(DATA SUPPLIED begins)
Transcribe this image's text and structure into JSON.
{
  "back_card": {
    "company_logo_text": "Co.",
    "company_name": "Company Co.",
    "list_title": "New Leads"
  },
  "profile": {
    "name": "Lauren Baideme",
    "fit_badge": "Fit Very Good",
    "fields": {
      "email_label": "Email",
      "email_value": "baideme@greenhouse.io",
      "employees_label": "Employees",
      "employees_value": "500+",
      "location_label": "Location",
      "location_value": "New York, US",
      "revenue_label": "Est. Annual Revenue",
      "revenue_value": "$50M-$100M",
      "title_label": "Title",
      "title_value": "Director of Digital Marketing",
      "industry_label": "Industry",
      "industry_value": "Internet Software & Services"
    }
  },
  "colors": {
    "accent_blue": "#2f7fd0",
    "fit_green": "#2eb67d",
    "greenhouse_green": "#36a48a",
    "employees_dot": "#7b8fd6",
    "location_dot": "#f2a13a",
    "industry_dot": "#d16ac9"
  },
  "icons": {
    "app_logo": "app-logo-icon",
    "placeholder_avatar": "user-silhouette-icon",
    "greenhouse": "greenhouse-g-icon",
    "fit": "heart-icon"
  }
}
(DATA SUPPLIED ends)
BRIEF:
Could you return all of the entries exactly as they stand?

RESPONSE:
Transcribe this image's text and structure into JSON.
{
  "back_card": {
    "company_logo_text": "Co.",
    "company_name": "Company Co.",
    "list_title": "New Leads"
  },
  "profile": {
    "name": "Lauren Baideme",
    "fit_badge": "Fit Very Good",
    "fields": {
      "email_label": "Email",
      "email_value": "baideme@greenhouse.io",
      "employees_label": "Employees",
      "employees_value": "500+",
      "location_label": "Location",
      "location_value": "New York, US",
      "revenue_label": "Est. Annual Revenue",
      "revenue_value": "$50M-$100M",
      "title_label": "Title",
      "title_value": "Director of Digital Marketing",
      "industry_label": "Industry",
      "industry_value": "Internet Software & Services"
    }
  },
  "colors": {
    "accent_blue": "#2f7fd0",
    "fit_green": "#2eb67d",
    "greenhouse_green": "#36a48a",
    "employees_dot": "#7b8fd6",
    "location_dot": "#f2a13a",
    "industry_dot": "#d16ac9"
  },
  "icons": {
    "app_logo": "app-logo-icon",
    "placeholder_avatar": "user-silhouette-icon",
    "greenhouse": "greenhouse-g-icon",
    "fit": "heart-icon"
  }
}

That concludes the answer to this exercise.